## Task to complete
Determine how many lines in these records hold "icon". Only the number is wanted.
:: Extracted entries ::
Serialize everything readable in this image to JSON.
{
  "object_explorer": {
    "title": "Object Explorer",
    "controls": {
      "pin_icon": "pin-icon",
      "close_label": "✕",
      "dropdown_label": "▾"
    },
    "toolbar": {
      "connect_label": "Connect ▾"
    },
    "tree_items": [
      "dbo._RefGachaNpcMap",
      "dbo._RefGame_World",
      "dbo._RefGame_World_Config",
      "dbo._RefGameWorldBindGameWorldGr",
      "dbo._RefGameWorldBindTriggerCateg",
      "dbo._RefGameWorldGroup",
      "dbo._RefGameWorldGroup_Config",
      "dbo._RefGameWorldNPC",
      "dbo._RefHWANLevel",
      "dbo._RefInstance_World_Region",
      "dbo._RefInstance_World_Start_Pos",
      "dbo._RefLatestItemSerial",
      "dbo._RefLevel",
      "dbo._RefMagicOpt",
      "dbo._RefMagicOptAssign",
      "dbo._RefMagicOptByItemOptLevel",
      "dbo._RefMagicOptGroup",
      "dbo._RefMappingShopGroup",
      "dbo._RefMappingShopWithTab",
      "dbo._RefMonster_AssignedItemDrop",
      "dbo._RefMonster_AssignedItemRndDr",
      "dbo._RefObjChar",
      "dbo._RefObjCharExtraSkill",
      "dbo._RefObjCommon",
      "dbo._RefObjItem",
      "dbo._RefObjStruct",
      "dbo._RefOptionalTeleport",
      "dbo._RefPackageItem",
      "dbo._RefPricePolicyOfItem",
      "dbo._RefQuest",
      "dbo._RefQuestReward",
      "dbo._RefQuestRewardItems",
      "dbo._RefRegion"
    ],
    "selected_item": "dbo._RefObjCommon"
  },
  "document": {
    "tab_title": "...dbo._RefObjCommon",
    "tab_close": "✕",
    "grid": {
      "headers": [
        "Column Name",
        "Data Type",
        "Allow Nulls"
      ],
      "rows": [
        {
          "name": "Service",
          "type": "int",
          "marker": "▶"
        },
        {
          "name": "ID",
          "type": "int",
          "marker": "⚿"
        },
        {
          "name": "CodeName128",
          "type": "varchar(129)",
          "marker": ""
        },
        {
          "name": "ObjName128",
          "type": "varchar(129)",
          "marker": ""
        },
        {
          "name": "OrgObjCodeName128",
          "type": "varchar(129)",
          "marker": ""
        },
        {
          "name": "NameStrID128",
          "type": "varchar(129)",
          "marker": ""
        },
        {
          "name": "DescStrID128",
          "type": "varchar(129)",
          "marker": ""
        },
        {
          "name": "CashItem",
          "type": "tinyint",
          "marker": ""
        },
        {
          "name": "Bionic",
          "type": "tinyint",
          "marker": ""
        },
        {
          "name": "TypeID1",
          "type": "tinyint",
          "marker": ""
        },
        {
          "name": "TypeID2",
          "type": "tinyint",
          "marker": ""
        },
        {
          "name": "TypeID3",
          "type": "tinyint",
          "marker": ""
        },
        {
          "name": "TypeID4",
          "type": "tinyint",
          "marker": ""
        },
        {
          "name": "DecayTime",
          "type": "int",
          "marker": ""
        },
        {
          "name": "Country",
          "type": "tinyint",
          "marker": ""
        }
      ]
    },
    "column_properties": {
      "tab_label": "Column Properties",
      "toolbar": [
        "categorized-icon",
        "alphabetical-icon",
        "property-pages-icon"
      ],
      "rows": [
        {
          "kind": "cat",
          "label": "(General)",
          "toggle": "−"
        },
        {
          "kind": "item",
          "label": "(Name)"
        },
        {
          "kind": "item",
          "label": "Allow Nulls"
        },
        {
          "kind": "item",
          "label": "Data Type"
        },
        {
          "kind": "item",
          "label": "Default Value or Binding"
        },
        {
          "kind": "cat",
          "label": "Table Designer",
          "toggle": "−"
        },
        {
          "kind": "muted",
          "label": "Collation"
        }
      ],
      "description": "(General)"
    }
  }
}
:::
## Answer to the exercise
4